Californians aren’t the only performance surfers that depend on rippable waves like Trestles for their training ground. Despite traveling the world to compete at the most prestigious level of competition in the sport of surfing, Kauai’s Oakley team rider Sebastian Zietz (HAW) took a few minutes in Rio de Janeiro to tell the Surf Channel why Trestles is important to him. Since hearing the news that Trestles is again being threatened by the 241 toll road extension, athletes have quickly realized the urgency of saving one of the favorite world-class waves.
Sebastian Zietz competing at Lowers during the 2012 Nike Lowers Pro. Photo: ASP/ Rowland
“Trestles is amazing! I pretty much built my contest career at Trestles,” Seabass told The Surf Channel Editor-In-Chief, Shannon Quirk, in an exclusive interview. “I never really did good anywhere else except for there. It has really helped me out with my career. I had one of my biggest ones [results] there when I was a junior.”
News about plans to build a toll road over San Onofre State Beach has outraged environmentalists and surfers who frequent Trestles. Surfrider Foundation reported that the Transportation Corridor Agency (TCA) has plans to slowly build the State Route 241 Tesoro Extension, a five mile toll road that would go over a huge portion of the San Onofre State Beach and connect with the I-5 near Trestles. This is the same road that was rejected by the California Coastal Commission and the Bush Administration in 2008 because of its devastating impacts to the environment, San Onofre State Beach and cultural resources.
Trestles and San Onofre need at least one hour of your time on June 19th, 2013 to help persuade the Regional Water Quality Control Board to deny the TCA’s permit to build the first “segment” of their toll road.

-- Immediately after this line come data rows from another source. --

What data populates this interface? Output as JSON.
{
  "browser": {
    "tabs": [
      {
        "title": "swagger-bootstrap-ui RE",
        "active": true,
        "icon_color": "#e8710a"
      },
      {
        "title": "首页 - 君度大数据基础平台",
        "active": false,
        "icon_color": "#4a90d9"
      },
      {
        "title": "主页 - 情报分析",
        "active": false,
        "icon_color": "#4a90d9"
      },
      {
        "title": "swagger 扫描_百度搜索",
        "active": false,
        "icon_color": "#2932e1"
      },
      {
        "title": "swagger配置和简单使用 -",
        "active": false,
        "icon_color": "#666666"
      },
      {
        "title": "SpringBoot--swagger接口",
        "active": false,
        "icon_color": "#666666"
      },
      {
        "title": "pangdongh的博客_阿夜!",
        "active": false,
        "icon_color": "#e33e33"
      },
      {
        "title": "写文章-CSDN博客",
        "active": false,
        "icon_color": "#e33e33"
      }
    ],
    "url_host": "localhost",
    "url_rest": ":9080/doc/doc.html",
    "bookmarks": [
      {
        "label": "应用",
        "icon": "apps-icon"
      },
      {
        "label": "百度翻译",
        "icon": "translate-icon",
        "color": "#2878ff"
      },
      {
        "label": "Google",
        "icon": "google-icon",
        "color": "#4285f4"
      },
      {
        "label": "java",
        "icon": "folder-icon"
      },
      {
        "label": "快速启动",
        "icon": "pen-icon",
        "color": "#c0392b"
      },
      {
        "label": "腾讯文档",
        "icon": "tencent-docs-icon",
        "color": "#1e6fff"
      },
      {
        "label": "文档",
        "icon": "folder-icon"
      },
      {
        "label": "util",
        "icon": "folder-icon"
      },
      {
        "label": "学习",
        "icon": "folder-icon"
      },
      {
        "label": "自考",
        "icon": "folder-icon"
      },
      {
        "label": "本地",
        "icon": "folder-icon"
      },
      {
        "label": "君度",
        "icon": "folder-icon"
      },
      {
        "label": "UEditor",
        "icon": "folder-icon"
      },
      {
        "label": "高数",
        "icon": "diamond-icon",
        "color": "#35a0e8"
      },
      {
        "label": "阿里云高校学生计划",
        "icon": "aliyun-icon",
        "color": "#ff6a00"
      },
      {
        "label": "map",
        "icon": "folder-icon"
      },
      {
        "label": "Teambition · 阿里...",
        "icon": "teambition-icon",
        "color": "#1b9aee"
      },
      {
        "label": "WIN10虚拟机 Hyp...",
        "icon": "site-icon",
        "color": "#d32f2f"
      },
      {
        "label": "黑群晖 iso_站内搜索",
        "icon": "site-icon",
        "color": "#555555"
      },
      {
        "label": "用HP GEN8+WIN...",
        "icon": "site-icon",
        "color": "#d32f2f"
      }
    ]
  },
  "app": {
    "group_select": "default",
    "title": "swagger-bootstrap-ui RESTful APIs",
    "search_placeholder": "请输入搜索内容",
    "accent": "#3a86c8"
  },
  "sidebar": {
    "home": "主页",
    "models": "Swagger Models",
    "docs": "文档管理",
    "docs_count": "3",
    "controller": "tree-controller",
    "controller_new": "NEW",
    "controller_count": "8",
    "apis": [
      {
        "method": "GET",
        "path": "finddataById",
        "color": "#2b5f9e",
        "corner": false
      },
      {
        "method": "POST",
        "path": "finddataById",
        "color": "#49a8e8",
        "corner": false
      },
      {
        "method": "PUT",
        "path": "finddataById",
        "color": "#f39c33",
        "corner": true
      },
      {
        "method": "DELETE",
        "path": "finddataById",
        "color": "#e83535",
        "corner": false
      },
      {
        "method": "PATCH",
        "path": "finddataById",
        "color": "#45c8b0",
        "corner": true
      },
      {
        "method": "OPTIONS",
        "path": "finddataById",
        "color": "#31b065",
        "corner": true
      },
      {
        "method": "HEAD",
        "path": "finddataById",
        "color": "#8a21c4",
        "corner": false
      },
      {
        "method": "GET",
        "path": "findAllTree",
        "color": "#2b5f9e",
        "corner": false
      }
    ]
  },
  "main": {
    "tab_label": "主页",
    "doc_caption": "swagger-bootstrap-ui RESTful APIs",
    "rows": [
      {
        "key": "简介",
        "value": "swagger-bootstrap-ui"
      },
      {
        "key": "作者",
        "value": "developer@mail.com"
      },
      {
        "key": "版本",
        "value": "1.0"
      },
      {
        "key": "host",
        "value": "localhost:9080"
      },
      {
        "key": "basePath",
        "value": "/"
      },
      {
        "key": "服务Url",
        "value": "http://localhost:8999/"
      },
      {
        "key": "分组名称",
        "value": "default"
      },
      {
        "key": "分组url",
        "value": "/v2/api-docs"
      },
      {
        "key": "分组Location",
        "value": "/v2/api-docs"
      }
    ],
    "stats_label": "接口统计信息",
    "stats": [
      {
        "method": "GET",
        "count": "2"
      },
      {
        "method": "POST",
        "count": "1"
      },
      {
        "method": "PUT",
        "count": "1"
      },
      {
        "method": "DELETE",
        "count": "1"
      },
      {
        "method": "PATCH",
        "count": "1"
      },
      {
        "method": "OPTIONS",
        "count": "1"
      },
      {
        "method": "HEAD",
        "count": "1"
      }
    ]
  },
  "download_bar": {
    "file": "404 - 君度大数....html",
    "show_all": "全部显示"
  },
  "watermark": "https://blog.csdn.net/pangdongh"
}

You can also use the power of social media to help spread the word. Save this graphic and support Surfrider Foundation by sharing it on Facebook, Instagram and Twitter and hashtag: #SaveTrestles @Surfrider @TheSurfChannel.